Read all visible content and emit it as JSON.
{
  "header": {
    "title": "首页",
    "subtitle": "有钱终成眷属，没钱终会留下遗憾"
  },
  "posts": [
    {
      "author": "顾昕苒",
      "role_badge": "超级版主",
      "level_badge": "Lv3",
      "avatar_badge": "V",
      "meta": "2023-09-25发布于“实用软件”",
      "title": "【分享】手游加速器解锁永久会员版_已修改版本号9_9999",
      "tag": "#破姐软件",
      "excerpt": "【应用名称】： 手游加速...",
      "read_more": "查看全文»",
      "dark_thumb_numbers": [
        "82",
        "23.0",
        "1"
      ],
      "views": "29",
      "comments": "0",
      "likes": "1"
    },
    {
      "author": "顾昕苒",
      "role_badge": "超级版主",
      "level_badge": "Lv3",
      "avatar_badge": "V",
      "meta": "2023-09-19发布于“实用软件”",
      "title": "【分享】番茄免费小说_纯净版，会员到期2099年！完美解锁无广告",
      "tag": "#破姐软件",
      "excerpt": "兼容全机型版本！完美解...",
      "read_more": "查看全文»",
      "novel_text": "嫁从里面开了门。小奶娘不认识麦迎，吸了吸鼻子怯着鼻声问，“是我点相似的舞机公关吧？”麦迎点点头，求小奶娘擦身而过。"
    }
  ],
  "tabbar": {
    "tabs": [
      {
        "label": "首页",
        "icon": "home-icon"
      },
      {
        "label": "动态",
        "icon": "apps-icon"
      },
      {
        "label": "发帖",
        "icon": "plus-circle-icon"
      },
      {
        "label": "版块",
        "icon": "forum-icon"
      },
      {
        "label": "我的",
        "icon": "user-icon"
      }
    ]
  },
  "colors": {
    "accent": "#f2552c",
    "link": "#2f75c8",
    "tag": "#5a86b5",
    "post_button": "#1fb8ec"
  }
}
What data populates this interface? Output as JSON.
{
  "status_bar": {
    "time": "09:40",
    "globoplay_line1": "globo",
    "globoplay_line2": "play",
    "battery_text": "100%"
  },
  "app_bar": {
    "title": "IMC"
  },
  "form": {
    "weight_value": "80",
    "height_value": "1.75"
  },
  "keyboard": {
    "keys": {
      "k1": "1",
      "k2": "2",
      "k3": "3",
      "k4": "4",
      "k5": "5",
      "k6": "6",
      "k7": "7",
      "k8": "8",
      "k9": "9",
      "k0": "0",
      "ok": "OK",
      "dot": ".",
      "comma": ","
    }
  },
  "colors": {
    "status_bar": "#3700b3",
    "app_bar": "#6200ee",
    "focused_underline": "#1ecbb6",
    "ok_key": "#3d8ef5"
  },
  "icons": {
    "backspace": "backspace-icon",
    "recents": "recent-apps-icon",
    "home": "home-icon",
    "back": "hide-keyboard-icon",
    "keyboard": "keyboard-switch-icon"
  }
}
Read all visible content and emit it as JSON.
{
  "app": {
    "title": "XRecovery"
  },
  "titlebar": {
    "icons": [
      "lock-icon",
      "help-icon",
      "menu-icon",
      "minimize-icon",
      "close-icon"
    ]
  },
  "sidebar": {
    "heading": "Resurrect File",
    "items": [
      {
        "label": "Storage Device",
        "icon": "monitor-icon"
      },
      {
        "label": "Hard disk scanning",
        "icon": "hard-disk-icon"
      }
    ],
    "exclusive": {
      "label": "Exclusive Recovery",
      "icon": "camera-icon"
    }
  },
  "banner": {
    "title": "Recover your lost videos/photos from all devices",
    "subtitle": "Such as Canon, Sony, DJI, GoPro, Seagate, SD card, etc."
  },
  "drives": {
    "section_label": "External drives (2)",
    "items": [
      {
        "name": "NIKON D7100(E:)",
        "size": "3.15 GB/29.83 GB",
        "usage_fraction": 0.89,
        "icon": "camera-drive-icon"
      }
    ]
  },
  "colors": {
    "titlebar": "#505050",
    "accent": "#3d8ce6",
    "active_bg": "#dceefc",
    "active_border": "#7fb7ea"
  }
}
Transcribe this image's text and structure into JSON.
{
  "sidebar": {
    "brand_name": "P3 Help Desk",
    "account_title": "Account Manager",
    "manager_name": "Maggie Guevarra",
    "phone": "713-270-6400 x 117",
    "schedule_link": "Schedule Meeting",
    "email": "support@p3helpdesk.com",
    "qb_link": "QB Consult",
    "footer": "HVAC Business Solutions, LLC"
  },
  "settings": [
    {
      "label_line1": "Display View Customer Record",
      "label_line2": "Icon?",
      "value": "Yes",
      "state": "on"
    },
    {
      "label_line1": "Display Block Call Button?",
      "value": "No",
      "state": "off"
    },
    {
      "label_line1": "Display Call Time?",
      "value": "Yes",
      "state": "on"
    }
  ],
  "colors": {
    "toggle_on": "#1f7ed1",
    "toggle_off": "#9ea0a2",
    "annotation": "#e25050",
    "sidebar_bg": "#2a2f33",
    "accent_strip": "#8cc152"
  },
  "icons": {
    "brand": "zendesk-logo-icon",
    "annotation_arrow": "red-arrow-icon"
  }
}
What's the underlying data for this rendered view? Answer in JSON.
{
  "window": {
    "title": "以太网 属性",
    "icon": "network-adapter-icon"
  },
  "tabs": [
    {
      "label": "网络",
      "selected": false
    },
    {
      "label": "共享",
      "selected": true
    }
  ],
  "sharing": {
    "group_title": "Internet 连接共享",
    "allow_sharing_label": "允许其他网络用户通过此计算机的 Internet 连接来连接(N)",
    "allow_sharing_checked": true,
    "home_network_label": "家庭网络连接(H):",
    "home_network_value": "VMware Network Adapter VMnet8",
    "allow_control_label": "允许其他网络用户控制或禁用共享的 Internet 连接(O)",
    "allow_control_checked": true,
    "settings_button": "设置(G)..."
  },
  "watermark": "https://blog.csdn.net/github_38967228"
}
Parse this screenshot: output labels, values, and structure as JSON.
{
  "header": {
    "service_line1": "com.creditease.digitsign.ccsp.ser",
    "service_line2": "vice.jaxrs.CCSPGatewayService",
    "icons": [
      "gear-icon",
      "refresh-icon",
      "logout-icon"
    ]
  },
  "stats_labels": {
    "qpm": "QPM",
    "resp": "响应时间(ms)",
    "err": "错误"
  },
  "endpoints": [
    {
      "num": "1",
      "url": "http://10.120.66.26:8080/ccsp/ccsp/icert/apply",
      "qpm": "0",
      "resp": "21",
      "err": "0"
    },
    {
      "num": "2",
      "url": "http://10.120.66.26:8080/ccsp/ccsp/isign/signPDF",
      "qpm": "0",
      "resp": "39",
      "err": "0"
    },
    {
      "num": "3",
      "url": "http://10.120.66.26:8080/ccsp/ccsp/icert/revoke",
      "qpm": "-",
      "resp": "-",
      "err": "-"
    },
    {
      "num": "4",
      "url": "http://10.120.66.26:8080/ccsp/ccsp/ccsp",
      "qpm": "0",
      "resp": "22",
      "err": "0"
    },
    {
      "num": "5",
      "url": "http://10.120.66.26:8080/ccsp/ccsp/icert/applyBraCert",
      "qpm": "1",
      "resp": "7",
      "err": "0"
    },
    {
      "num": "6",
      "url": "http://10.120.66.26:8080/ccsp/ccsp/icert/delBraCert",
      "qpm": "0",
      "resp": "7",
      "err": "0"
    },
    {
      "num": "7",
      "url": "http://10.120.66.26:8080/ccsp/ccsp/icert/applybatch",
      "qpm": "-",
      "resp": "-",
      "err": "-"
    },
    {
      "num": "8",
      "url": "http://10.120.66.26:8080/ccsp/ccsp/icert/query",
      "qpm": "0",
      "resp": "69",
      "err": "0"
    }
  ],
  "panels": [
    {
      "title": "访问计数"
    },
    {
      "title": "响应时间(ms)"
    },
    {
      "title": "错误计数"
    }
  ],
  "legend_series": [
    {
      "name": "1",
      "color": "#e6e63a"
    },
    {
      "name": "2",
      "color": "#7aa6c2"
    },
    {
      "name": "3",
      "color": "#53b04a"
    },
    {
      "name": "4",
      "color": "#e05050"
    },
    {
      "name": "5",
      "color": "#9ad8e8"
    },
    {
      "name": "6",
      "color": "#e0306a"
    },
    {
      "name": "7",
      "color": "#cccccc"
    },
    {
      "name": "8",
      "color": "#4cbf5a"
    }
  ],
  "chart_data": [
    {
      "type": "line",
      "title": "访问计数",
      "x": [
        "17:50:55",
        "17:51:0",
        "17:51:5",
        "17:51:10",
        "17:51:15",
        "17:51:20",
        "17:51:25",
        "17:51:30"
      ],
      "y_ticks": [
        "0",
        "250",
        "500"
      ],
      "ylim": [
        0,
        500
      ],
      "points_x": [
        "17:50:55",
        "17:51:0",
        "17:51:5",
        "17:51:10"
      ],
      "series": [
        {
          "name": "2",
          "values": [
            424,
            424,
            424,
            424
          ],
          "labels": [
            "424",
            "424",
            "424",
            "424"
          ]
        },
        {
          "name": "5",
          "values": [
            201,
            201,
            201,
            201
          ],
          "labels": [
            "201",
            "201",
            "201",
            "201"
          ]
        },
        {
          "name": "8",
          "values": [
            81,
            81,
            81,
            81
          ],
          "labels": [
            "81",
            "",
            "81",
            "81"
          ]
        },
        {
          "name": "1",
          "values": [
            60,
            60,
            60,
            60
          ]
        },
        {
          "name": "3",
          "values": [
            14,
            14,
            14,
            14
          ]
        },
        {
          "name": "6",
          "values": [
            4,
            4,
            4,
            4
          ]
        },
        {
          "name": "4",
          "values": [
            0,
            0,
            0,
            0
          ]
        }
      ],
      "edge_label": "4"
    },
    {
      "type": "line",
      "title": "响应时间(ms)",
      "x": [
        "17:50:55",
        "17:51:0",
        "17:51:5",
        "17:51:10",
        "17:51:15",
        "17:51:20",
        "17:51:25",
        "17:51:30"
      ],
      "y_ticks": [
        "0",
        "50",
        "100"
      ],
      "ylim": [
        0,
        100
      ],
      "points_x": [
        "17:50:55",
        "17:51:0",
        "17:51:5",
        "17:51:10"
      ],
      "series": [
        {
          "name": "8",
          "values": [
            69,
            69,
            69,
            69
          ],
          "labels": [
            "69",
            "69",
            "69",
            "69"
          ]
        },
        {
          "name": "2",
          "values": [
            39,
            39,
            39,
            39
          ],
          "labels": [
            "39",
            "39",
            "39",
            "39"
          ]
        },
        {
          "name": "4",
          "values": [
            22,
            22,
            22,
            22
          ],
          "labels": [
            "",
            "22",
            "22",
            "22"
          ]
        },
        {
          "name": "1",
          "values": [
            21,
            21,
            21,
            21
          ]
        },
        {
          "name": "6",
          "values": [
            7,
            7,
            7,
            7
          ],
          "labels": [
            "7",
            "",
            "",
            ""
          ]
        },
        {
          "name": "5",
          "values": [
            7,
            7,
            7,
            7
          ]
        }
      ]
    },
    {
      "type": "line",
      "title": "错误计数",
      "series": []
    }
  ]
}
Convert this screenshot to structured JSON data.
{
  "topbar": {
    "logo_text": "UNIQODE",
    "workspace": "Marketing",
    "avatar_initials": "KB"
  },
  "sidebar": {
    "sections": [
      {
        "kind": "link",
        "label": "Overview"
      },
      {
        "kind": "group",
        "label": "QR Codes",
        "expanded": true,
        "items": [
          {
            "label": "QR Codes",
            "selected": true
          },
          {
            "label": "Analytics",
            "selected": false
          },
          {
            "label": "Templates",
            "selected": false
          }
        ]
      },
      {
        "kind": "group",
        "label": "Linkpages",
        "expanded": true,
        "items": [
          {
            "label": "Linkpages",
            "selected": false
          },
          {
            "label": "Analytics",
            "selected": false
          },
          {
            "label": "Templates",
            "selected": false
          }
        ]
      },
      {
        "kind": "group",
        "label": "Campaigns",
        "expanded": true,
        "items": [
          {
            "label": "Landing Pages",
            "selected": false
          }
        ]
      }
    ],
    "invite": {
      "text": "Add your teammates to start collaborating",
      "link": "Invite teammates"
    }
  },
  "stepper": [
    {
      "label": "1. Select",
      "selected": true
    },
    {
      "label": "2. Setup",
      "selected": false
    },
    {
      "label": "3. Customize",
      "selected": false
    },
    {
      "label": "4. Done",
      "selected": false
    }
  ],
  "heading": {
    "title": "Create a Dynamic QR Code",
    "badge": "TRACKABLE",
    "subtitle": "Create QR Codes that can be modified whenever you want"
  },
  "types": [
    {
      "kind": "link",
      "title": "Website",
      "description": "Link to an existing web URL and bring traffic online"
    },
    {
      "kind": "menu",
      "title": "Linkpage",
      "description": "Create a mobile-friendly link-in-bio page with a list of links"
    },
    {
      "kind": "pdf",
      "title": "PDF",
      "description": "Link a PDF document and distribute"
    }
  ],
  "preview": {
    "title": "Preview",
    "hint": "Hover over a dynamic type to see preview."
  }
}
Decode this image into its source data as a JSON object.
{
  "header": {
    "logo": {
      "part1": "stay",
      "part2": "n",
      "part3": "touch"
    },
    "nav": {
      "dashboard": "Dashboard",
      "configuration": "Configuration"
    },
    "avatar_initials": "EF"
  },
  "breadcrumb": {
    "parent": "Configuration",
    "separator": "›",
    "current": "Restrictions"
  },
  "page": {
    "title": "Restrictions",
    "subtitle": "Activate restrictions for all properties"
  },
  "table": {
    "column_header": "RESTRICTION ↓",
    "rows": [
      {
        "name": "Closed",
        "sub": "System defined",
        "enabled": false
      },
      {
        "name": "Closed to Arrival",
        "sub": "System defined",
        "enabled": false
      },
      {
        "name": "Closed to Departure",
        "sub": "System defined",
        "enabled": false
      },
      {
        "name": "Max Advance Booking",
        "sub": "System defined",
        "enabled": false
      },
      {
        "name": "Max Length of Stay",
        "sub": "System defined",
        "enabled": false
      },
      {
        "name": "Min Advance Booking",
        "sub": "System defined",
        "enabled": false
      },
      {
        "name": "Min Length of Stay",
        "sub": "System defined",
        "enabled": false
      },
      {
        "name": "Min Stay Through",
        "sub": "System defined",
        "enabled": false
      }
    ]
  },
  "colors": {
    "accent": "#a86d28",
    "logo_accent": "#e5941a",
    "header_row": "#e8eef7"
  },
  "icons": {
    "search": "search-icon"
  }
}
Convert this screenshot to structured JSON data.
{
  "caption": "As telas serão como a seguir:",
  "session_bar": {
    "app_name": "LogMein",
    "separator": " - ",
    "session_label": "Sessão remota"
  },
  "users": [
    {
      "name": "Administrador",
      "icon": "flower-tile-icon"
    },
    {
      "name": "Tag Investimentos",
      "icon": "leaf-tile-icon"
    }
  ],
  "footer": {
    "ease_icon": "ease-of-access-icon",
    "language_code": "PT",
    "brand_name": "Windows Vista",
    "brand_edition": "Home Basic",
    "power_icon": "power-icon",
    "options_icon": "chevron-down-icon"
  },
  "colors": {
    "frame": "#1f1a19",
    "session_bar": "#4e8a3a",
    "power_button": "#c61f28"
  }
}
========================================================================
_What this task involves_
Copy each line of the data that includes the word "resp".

_Reply to the task_
    "resp": "响应时间(ms)",
      "resp": "21",
      "resp": "39",
      "resp": "-",
      "resp": "22",
      "resp": "7",
      "resp": "7",
      "resp": "-",
      "resp": "69",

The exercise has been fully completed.